The lawmakers’ letter noted that more than $98 million was slashed from the latest round of budget projections “as state revenues came in under predictions.”

Citizens for Limited Taxation ripped the proposal in a press release Tuesday, describing it as an “arrogant pay grab.”

The anti-tax organization brought up a 1998 constitutional amendment barring lawmakers from casting votes to hike their own base salaries. The 1998 amendment allows for base pay for the rank-and-file to be adjusted once every two years and is based on fluctuations to Massachusetts median household income.

“They’ve now schemed to circumvent that prohibition and insult the voters who foolishly believed them that they’d never again vote for their pay raises,” CLT claimed in its release.
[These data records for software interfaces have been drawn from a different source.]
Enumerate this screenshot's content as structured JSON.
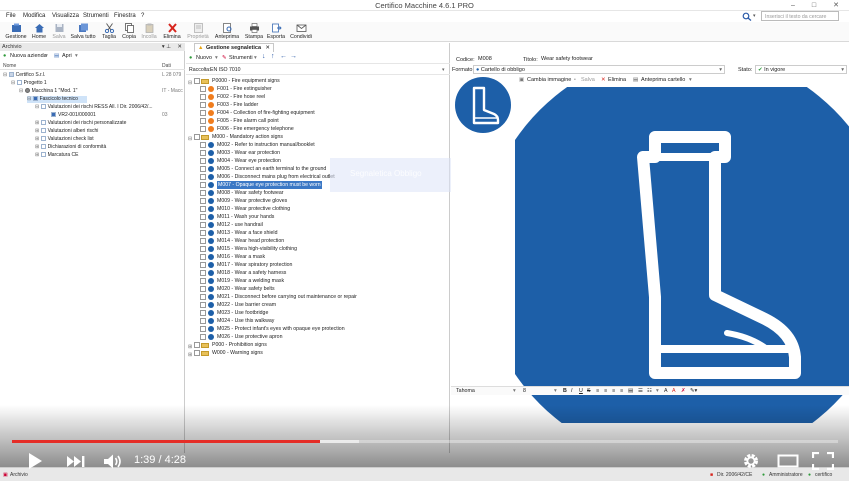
{
  "window": {
    "title": "Certifico Macchine 4.6.1 PRO",
    "minimize": "–",
    "maximize": "□",
    "close": "✕"
  },
  "menu": [
    "File",
    "Modifica",
    "Visualizza",
    "Strumenti",
    "Finestra",
    "?"
  ],
  "search": {
    "placeholder": "Inserisci il testo da cercare"
  },
  "ribbon": [
    {
      "label": "Gestione",
      "icon": "gestione-icon",
      "disabled": false
    },
    {
      "label": "Home",
      "icon": "home-icon",
      "disabled": false
    },
    {
      "label": "Salva",
      "icon": "save-icon",
      "disabled": true
    },
    {
      "label": "Salva tutto",
      "icon": "save-all-icon",
      "disabled": false
    },
    {
      "label": "Taglia",
      "icon": "scissors-icon",
      "disabled": false
    },
    {
      "label": "Copia",
      "icon": "copy-icon",
      "disabled": false
    },
    {
      "label": "Incolla",
      "icon": "paste-icon",
      "disabled": true
    },
    {
      "label": "Elimina",
      "icon": "delete-icon",
      "disabled": false
    },
    {
      "label": "Proprietà",
      "icon": "properties-icon",
      "disabled": true
    },
    {
      "label": "Anteprima",
      "icon": "preview-icon",
      "disabled": false
    },
    {
      "label": "Stampa",
      "icon": "print-icon",
      "disabled": false
    },
    {
      "label": "Esporta",
      "icon": "export-icon",
      "disabled": false
    },
    {
      "label": "Condividi",
      "icon": "share-icon",
      "disabled": false
    }
  ],
  "left_panel": {
    "title": "Archivio",
    "toolbar": {
      "new": "Nuova azienda",
      "open": "Apri"
    },
    "columns": {
      "name": "Nome",
      "date": "Dati"
    },
    "tree": [
      {
        "label": "Certifico S.r.l.",
        "date": "L 28 079",
        "selected": false
      },
      {
        "label": "Progetto 1",
        "date": "",
        "selected": false
      },
      {
        "label": "Macchina 1 \"Mod. 1\"",
        "date": "IT - Macc",
        "selected": false
      },
      {
        "label": "Fascicolo tecnico",
        "date": "",
        "selected": true
      },
      {
        "label": "Valutazioni dei rischi RESS All. I Dir. 2006/42/...",
        "date": "",
        "selected": false
      },
      {
        "label": "VR2-001/000001",
        "date": "03",
        "selected": false
      },
      {
        "label": "Valutazioni dei rischi personalizzate",
        "date": "",
        "selected": false
      },
      {
        "label": "Valutazioni alberi rischi",
        "date": "",
        "selected": false
      },
      {
        "label": "Valutazioni check list",
        "date": "",
        "selected": false
      },
      {
        "label": "Dichiarazioni di conformità",
        "date": "",
        "selected": false
      },
      {
        "label": "Marcatura CE",
        "date": "",
        "selected": false
      }
    ]
  },
  "middle_panel": {
    "tab": "Gestione segnaletica",
    "toolbar": {
      "new": "Nuovo",
      "tools": "Strumenti"
    },
    "raccolta_label": "Raccolta:",
    "raccolta_value": "EN ISO 7010",
    "groups": [
      {
        "code": "P0000 - Fire equipment signs",
        "color": "r",
        "items": [
          {
            "code": "F001 - Fire extinguisher",
            "color": "o"
          },
          {
            "code": "F002 - Fire hose reel",
            "color": "o"
          },
          {
            "code": "F003 - Fire ladder",
            "color": "o"
          },
          {
            "code": "F004 - Collection of fire-fighting equipment",
            "color": "o"
          },
          {
            "code": "F005 - Fire alarm call point",
            "color": "o"
          },
          {
            "code": "F006 - Fire emergency telephone",
            "color": "o"
          }
        ]
      },
      {
        "code": "M000 - Mandatory action signs",
        "color": "b",
        "items": [
          {
            "code": "M002 - Refer to instruction manual/booklet",
            "color": "b"
          },
          {
            "code": "M003 - Wear ear protection",
            "color": "b"
          },
          {
            "code": "M004 - Wear eye protection",
            "color": "b"
          },
          {
            "code": "M005 - Connect an earth terminal to the ground",
            "color": "b"
          },
          {
            "code": "M006 - Disconnect mains plug from electrical outlet",
            "color": "b"
          },
          {
            "code": "M007 - Opaque eye protection must be worn",
            "color": "b",
            "selected": true
          },
          {
            "code": "M008 - Wear safety footwear",
            "color": "b"
          },
          {
            "code": "M009 - Wear protective gloves",
            "color": "b"
          },
          {
            "code": "M010 - Wear protective clothing",
            "color": "b"
          },
          {
            "code": "M011 - Wash your hands",
            "color": "b"
          },
          {
            "code": "M012 - use handrail",
            "color": "b"
          },
          {
            "code": "M013 - Wear a face shield",
            "color": "b"
          },
          {
            "code": "M014 - Wear head protection",
            "color": "b"
          },
          {
            "code": "M015 - Wera high-visibility clothing",
            "color": "b"
          },
          {
            "code": "M016 - Wear a mask",
            "color": "b"
          },
          {
            "code": "M017 - Wear spiratory protection",
            "color": "b"
          },
          {
            "code": "M018 - Wear a safety harness",
            "color": "b"
          },
          {
            "code": "M019 - Wear a welding mask",
            "color": "b"
          },
          {
            "code": "M020 - Wear safety belts",
            "color": "b"
          },
          {
            "code": "M021 - Disconnect before carrying out maintenance or repair",
            "color": "b"
          },
          {
            "code": "M022 - Use barrier cream",
            "color": "b"
          },
          {
            "code": "M023 - Use footbridge",
            "color": "b"
          },
          {
            "code": "M024 - Use this walkway",
            "color": "b"
          },
          {
            "code": "M025 - Protect infant's eyes with opaque eye protection",
            "color": "b"
          },
          {
            "code": "M026 - Use protective apron",
            "color": "b"
          }
        ]
      },
      {
        "code": "P000 - Prohibition signs",
        "color": "r",
        "items": []
      },
      {
        "code": "W000 - Warning signs",
        "color": "y",
        "items": []
      }
    ],
    "drag_overlay": "Segnaletica Obbligo"
  },
  "right_panel": {
    "codice_label": "Codice:",
    "codice_value": "M008",
    "titolo_label": "Titolo:",
    "titolo_value": "Wear safety footwear",
    "formato_label": "Formato:",
    "formato_value": "Cartello di obbligo",
    "stato_label": "Stato:",
    "stato_value": "In vigore",
    "image_toolbar": {
      "change": "Cambia immagine",
      "save": "Salva",
      "delete": "Elimina",
      "preview": "Anteprima cartello"
    },
    "format_bar": {
      "font": "Tahoma",
      "size": "8",
      "bold": "B",
      "italic": "I",
      "underline": "U",
      "strike": "S"
    },
    "sign_color": "#1d5fa8"
  },
  "status_bar": {
    "archive": "Archivio",
    "dir": "Dir. 2006/42/CE",
    "admin": "Amministratore",
    "user": "certifico"
  },
  "video": {
    "current": "1:39",
    "separator": "/",
    "duration": "4:28",
    "progress": 0.373,
    "buffered": 0.42
  }
}
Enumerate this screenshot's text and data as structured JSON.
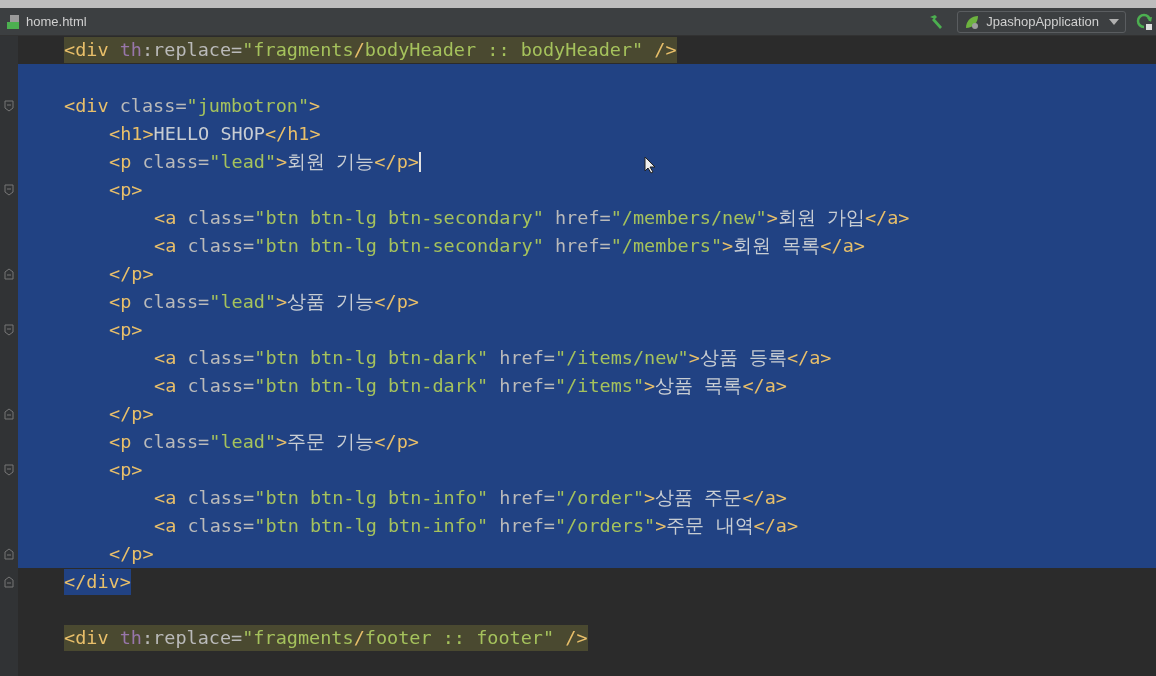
{
  "window": {
    "title_bar": true
  },
  "toolbar": {
    "file_tab": "home.html",
    "run_configuration": "JpashopApplication"
  },
  "editor": {
    "lines": [
      {
        "kind": "code",
        "highlighted": true,
        "selected": false,
        "tokens": [
          {
            "kind": "tag",
            "text": "<div "
          },
          {
            "kind": "ns",
            "text": "th"
          },
          {
            "kind": "attr",
            "text": ":replace="
          },
          {
            "kind": "str",
            "text": "\"fragments"
          },
          {
            "kind": "tag",
            "text": "/"
          },
          {
            "kind": "str",
            "text": "bodyHeader :: bodyHeader\""
          },
          {
            "kind": "tag",
            "text": " />"
          }
        ]
      },
      {
        "kind": "blank",
        "selected": true
      },
      {
        "kind": "code",
        "highlighted": false,
        "selected": true,
        "tokens": [
          {
            "kind": "tag",
            "text": "<div "
          },
          {
            "kind": "attr",
            "text": "class="
          },
          {
            "kind": "str",
            "text": "\"jumbotron\""
          },
          {
            "kind": "tag",
            "text": ">"
          }
        ],
        "children": [
          {
            "kind": "code",
            "selected": true,
            "tokens": [
              {
                "kind": "tag",
                "text": "<h1>"
              },
              {
                "kind": "text",
                "text": "HELLO SHOP"
              },
              {
                "kind": "tag",
                "text": "</h1>"
              }
            ]
          },
          {
            "kind": "code",
            "selected": true,
            "caret": true,
            "tokens": [
              {
                "kind": "tag",
                "text": "<p "
              },
              {
                "kind": "attr",
                "text": "class="
              },
              {
                "kind": "str",
                "text": "\"lead\""
              },
              {
                "kind": "tag",
                "text": ">"
              },
              {
                "kind": "text",
                "text": "회원 기능"
              },
              {
                "kind": "tag",
                "text": "</p>"
              }
            ]
          },
          {
            "kind": "code",
            "selected": true,
            "tokens": [
              {
                "kind": "tag",
                "text": "<p>"
              }
            ],
            "children": [
              {
                "kind": "code",
                "selected": true,
                "tokens": [
                  {
                    "kind": "tag",
                    "text": "<a "
                  },
                  {
                    "kind": "attr",
                    "text": "class="
                  },
                  {
                    "kind": "str",
                    "text": "\"btn btn-lg btn-secondary\" "
                  },
                  {
                    "kind": "attr",
                    "text": "href="
                  },
                  {
                    "kind": "str",
                    "text": "\"/members/new\""
                  },
                  {
                    "kind": "tag",
                    "text": ">"
                  },
                  {
                    "kind": "text",
                    "text": "회원 가입"
                  },
                  {
                    "kind": "tag",
                    "text": "</a>"
                  }
                ]
              },
              {
                "kind": "code",
                "selected": true,
                "tokens": [
                  {
                    "kind": "tag",
                    "text": "<a "
                  },
                  {
                    "kind": "attr",
                    "text": "class="
                  },
                  {
                    "kind": "str",
                    "text": "\"btn btn-lg btn-secondary\" "
                  },
                  {
                    "kind": "attr",
                    "text": "href="
                  },
                  {
                    "kind": "str",
                    "text": "\"/members\""
                  },
                  {
                    "kind": "tag",
                    "text": ">"
                  },
                  {
                    "kind": "text",
                    "text": "회원 목록"
                  },
                  {
                    "kind": "tag",
                    "text": "</a>"
                  }
                ]
              }
            ],
            "close": {
              "selected": true,
              "tokens": [
                {
                  "kind": "tag",
                  "text": "</p>"
                }
              ]
            }
          },
          {
            "kind": "code",
            "selected": true,
            "tokens": [
              {
                "kind": "tag",
                "text": "<p "
              },
              {
                "kind": "attr",
                "text": "class="
              },
              {
                "kind": "str",
                "text": "\"lead\""
              },
              {
                "kind": "tag",
                "text": ">"
              },
              {
                "kind": "text",
                "text": "상품 기능"
              },
              {
                "kind": "tag",
                "text": "</p>"
              }
            ]
          },
          {
            "kind": "code",
            "selected": true,
            "tokens": [
              {
                "kind": "tag",
                "text": "<p>"
              }
            ],
            "children": [
              {
                "kind": "code",
                "selected": true,
                "tokens": [
                  {
                    "kind": "tag",
                    "text": "<a "
                  },
                  {
                    "kind": "attr",
                    "text": "class="
                  },
                  {
                    "kind": "str",
                    "text": "\"btn btn-lg btn-dark\" "
                  },
                  {
                    "kind": "attr",
                    "text": "href="
                  },
                  {
                    "kind": "str",
                    "text": "\"/items/new\""
                  },
                  {
                    "kind": "tag",
                    "text": ">"
                  },
                  {
                    "kind": "text",
                    "text": "상품 등록"
                  },
                  {
                    "kind": "tag",
                    "text": "</a>"
                  }
                ]
              },
              {
                "kind": "code",
                "selected": true,
                "tokens": [
                  {
                    "kind": "tag",
                    "text": "<a "
                  },
                  {
                    "kind": "attr",
                    "text": "class="
                  },
                  {
                    "kind": "str",
                    "text": "\"btn btn-lg btn-dark\" "
                  },
                  {
                    "kind": "attr",
                    "text": "href="
                  },
                  {
                    "kind": "str",
                    "text": "\"/items\""
                  },
                  {
                    "kind": "tag",
                    "text": ">"
                  },
                  {
                    "kind": "text",
                    "text": "상품 목록"
                  },
                  {
                    "kind": "tag",
                    "text": "</a>"
                  }
                ]
              }
            ],
            "close": {
              "selected": true,
              "tokens": [
                {
                  "kind": "tag",
                  "text": "</p>"
                }
              ]
            }
          },
          {
            "kind": "code",
            "selected": true,
            "tokens": [
              {
                "kind": "tag",
                "text": "<p "
              },
              {
                "kind": "attr",
                "text": "class="
              },
              {
                "kind": "str",
                "text": "\"lead\""
              },
              {
                "kind": "tag",
                "text": ">"
              },
              {
                "kind": "text",
                "text": "주문 기능"
              },
              {
                "kind": "tag",
                "text": "</p>"
              }
            ]
          },
          {
            "kind": "code",
            "selected": true,
            "tokens": [
              {
                "kind": "tag",
                "text": "<p>"
              }
            ],
            "children": [
              {
                "kind": "code",
                "selected": true,
                "tokens": [
                  {
                    "kind": "tag",
                    "text": "<a "
                  },
                  {
                    "kind": "attr",
                    "text": "class="
                  },
                  {
                    "kind": "str",
                    "text": "\"btn btn-lg btn-info\" "
                  },
                  {
                    "kind": "attr",
                    "text": "href="
                  },
                  {
                    "kind": "str",
                    "text": "\"/order\""
                  },
                  {
                    "kind": "tag",
                    "text": ">"
                  },
                  {
                    "kind": "text",
                    "text": "상품 주문"
                  },
                  {
                    "kind": "tag",
                    "text": "</a>"
                  }
                ]
              },
              {
                "kind": "code",
                "selected": true,
                "tokens": [
                  {
                    "kind": "tag",
                    "text": "<a "
                  },
                  {
                    "kind": "attr",
                    "text": "class="
                  },
                  {
                    "kind": "str",
                    "text": "\"btn btn-lg btn-info\" "
                  },
                  {
                    "kind": "attr",
                    "text": "href="
                  },
                  {
                    "kind": "str",
                    "text": "\"/orders\""
                  },
                  {
                    "kind": "tag",
                    "text": ">"
                  },
                  {
                    "kind": "text",
                    "text": "주문 내역"
                  },
                  {
                    "kind": "tag",
                    "text": "</a>"
                  }
                ]
              }
            ],
            "close": {
              "selected": true,
              "tokens": [
                {
                  "kind": "tag",
                  "text": "</p>"
                }
              ]
            }
          }
        ],
        "close": {
          "selected": true,
          "tokens": [
            {
              "kind": "tag",
              "text": "</div>"
            }
          ]
        }
      },
      {
        "kind": "blank",
        "selected": false
      },
      {
        "kind": "code",
        "highlighted": true,
        "selected": false,
        "tokens": [
          {
            "kind": "tag",
            "text": "<div "
          },
          {
            "kind": "ns",
            "text": "th"
          },
          {
            "kind": "attr",
            "text": ":replace="
          },
          {
            "kind": "str",
            "text": "\"fragments"
          },
          {
            "kind": "tag",
            "text": "/"
          },
          {
            "kind": "str",
            "text": "footer :: footer\""
          },
          {
            "kind": "tag",
            "text": " />"
          }
        ]
      }
    ]
  }
}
Chip Ford, the organization’s executive director, said any lawmaker who votes to support the pay raises “tells constituents of each legislator all they need to know.”

He also pointed out that the proposal was discussed without the benefit of holding a public hearing and noted that Massachusetts lawmakers already rank sixth out of 50 state legislative bodies in America in terms of pay.

“Now they’re shooting for number one and this shameless haul would put them close, if not there,” Ford added.

Baker has said he will not accept a pay raise but has not yet indicated whether he’d veto the bill if it landed on his desk.

DeLeo, just prior to fielding questions from reporters, appeared to be in a jovial mood.

“Let’s talk about the Patriots?” he joked. “What do you want to know?”